Cornwall Coast Path - Falmouth to Mevagissey

Aside from parts of the Lizard, this 26 mile stretch is the most remote and least spoiled section of the south coast. After an enjoyable ferry ride across Falmouth Bay the path starts at the stunningly beautiful, and relatively unexplored, Roseland peninsula.

Falmouth aerial photo
Falmouth from above
The Falmouth/St Mawes ferry runs all year round, weather permitting, although in order to avoid an extra walk around Gerrans Creek two ferries are actually needed, the latter of which is only available in season. If this is not running then do not despair. The 9-mile diversion is good scenic walking, plus there are occasional buses from St Mawes to Gerrans.

The path first traverses the magnificent St Anthony Head, which belongs to the National Trust, and Zone Point, the southernmost extremity of the Roseland. There is an alluringly inaccessible beach between the two points where you are sure to see grey seals and their pups in autumn.

River Fal Panorama
View from St Anthony Head
Continue along the cliff to Portscatho, taking in Porthmellion Head, Towan Beach and Greeb Point.

The section between Portscatho and Portloe is strenuous. At low tide it is possible to leave Portscatho via Porthcurnick beach, although if you take the steps instead you will pass a seasonal refreshment hut!

Follow the curve of Gerrans Bay, taking advantage of a low tide to walk along Pendower and Carne Beaches.

View to Carne and Pendower Beaches
View from Nare Head
Do not miss out Nare Head unless you absolutely have to. There are a number of paths across the headland but for the best views of Gull Rock, take the outer one and stay as close to the sea as possible.

Some steep descents and ascents at the Blouth and Straythe are followed by a long descent into Portloe. Cream teas are available at the post office. Follow the road from the quay until it goes down some wide steps and past some cottages. After the Post Office, pick up the path again in a landslip area just before West Portholland. From East Portholland continue along the coast to Porthluney Cove, where there is a seasonal café behind the beach.
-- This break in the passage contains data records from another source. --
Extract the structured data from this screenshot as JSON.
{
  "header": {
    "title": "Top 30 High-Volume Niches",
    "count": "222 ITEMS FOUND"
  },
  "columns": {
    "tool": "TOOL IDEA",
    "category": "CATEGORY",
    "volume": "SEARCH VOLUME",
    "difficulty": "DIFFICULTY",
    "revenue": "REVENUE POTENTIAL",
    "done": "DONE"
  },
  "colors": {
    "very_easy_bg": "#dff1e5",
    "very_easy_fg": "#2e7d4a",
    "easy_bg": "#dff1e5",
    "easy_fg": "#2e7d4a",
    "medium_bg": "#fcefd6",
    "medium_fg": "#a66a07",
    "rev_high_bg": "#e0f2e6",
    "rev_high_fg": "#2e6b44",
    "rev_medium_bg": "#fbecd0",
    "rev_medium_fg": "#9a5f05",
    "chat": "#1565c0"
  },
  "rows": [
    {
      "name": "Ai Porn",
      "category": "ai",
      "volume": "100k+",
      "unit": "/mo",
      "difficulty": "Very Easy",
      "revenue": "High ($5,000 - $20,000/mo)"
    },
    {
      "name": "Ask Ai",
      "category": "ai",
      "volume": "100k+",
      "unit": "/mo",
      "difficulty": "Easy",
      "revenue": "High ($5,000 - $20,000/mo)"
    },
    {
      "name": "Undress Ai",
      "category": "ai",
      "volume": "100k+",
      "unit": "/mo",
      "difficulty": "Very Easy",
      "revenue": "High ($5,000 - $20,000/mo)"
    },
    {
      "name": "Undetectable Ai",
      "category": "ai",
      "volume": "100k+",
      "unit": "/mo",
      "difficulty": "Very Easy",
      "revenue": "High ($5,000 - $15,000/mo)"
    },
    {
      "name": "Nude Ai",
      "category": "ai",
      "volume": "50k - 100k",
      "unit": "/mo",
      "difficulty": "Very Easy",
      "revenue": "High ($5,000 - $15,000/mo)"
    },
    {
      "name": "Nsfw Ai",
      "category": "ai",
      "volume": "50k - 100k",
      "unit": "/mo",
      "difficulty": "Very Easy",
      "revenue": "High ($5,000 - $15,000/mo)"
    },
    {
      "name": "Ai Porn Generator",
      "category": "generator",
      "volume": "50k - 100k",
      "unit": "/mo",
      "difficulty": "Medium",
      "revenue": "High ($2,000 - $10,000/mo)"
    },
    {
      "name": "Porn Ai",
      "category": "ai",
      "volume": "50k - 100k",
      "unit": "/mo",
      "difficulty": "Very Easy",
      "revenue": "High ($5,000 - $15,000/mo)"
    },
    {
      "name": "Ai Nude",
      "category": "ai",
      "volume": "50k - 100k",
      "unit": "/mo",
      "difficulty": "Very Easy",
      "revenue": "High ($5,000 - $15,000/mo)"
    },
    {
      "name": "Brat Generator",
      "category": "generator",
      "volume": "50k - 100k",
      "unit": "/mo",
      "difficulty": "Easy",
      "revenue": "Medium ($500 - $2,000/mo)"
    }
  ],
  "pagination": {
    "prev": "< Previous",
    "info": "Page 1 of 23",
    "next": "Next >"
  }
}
Gorran Haven and Little Perhaver beaches
Gorran Haven
Continue around the extensive Veryan Bay to Greeb Point, site of a National Trust campsite. Continue out to the National Trust-owned Dodman Point, a 400 foot headland that was once home to an Iron Age promontory fort. Great views. At the seaward end is a large granite cross and an 18th century coastguard watch-house where it is possible to shelter from the rain.

To the north-east of Dodman Point and protected by it is the small anchorage of Gorran Haven. There are a couple of sandy beaches here, one of which, Vault Beach, is popular with nudists. Gorran Haven itself is a small and picturesque fishing village just two short miles from Mevagissey.